- PROBLEM STATEMENT -
Search the records below for the word "viewing". Pull out each line that has it.

GIVEN RECORDS: Begin

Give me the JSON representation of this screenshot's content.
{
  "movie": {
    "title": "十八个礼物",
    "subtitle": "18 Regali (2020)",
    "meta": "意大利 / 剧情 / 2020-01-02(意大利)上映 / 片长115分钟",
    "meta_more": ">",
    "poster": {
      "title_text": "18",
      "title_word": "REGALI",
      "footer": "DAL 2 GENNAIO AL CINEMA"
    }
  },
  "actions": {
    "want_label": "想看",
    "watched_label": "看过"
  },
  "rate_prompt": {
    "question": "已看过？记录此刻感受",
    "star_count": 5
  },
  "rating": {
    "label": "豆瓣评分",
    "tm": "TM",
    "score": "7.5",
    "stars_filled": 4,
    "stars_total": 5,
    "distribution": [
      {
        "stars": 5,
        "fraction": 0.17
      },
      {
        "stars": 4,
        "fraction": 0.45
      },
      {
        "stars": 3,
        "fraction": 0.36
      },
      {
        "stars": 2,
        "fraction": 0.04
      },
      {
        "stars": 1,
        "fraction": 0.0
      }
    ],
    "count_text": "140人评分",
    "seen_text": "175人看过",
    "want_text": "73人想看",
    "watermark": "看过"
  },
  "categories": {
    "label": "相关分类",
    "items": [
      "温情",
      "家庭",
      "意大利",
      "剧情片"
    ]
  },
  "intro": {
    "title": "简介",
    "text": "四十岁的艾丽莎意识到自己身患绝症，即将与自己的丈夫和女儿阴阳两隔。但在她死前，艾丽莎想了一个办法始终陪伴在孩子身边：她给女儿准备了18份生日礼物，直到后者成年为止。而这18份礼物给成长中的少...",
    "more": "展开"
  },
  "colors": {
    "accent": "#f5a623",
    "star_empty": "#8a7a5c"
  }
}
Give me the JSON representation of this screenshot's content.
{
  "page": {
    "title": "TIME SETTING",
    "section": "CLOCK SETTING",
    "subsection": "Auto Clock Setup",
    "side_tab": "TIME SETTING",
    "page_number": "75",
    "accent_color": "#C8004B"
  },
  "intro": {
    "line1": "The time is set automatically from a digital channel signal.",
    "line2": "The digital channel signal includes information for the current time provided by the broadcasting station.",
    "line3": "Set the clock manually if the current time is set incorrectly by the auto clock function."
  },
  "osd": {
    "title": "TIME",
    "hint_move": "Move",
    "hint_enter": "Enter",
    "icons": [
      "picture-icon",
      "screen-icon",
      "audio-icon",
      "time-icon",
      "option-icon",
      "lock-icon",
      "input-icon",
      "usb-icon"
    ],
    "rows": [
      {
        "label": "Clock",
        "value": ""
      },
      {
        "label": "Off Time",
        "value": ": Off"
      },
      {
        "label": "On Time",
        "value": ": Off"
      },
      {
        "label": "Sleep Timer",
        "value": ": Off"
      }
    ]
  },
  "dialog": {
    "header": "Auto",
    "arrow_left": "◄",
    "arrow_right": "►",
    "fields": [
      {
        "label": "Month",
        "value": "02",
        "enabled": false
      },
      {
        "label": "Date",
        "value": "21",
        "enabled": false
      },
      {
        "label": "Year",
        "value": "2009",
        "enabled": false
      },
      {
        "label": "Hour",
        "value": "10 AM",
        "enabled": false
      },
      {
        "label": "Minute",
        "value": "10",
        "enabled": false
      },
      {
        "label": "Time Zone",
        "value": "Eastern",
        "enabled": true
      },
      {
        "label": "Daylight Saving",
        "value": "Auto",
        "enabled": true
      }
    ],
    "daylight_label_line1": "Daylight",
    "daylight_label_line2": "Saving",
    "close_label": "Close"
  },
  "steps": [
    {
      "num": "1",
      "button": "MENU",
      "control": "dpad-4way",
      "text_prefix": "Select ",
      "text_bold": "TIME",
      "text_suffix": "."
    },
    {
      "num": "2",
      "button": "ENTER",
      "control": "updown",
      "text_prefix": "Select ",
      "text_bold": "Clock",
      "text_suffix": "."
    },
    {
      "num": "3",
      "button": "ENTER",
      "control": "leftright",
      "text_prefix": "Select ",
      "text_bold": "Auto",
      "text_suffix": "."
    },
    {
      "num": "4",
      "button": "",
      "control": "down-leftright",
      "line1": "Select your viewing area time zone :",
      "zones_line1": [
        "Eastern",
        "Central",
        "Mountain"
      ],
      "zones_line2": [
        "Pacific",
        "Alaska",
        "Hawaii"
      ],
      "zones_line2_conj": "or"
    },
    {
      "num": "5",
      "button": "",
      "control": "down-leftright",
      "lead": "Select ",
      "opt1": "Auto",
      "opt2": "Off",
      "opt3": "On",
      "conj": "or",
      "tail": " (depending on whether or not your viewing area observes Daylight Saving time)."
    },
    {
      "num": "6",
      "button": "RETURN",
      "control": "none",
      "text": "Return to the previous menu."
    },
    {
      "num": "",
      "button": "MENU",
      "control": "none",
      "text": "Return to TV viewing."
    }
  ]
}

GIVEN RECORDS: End

- SOLUTION FOR THIS PROBLEM -
      "line1": "Select your viewing area time zone :",
      "tail": " (depending on whether or not your viewing area observes Daylight Saving time)."
      "text": "Return to TV viewing."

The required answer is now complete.